Last week I went to the local library to see what language learning materials they had. I like to go periodically to brush up on a language and to see what methods are being used to teach languages via CD's, cassette tapes, CD-ROM's, books, and videos. This time I was surprised to see that the local library subscribed to a web-based service called Mango Languages. (Even if your library doesn't subscribe, you can try out the first lesson in nine languages for free.)
The method used in these lessons is similar to Pimsleur and several other products you'll recognize if you've ever tried to learn a language from a cassette.
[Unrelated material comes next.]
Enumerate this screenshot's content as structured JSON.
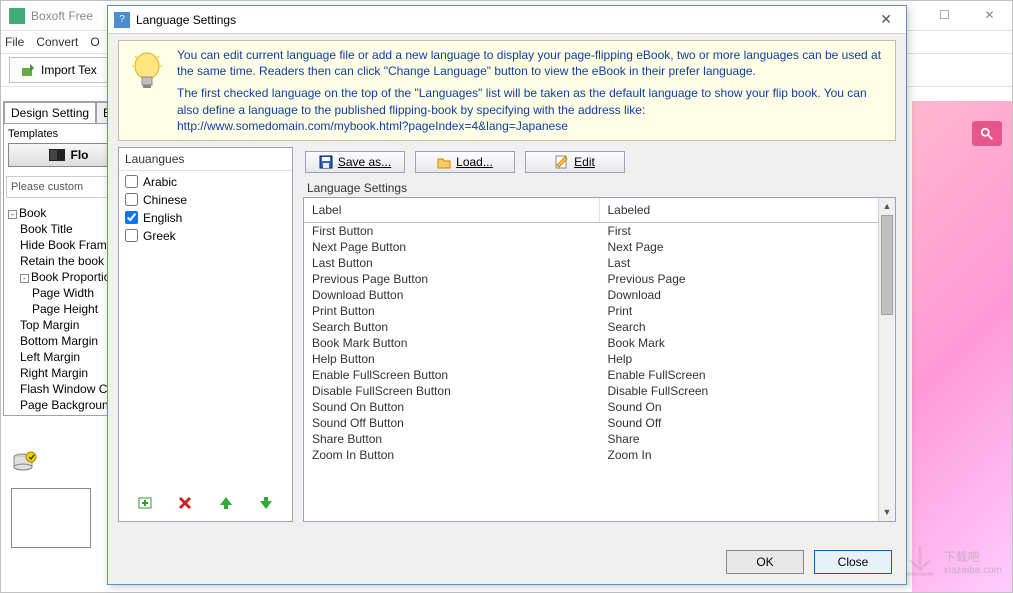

I would call it programmed learning: small bits of vocabulary and patterns are fed to the student, who is quizzed with enough repetition so that the pattern sticks.
I always secretly liked this type of learning: I could learn at my own pace, skip forward if I wanted, and choose not to learn some expressions I knew I'd never use. Plus, for someone who finds it hard to start conversations, having a store of dialogues memorized makes it surprisingly easy to be sociable in a second language. And my impression is that these older cassette programs were more effective than programs like Rosetta Stone, which are strong on graphics and weak on pedagogy (see one librarian's amusing comparison here.)
Another aspect of Mango Languages that interests me is that it's essentially a slide-show broadcast on the web using Flash. Millions of people already know how to make multimedia PowerPoint slide-shows like this, and there are free programs like authorPOINT Lite that can convert those to Flash. So in principle, there's nothing stopping those working on endangered languages from making similar products in their spare time.
I have a confession, though: I've never used PowerPoint! This week I'll try to remedy that, and I'll post whatever I come up with!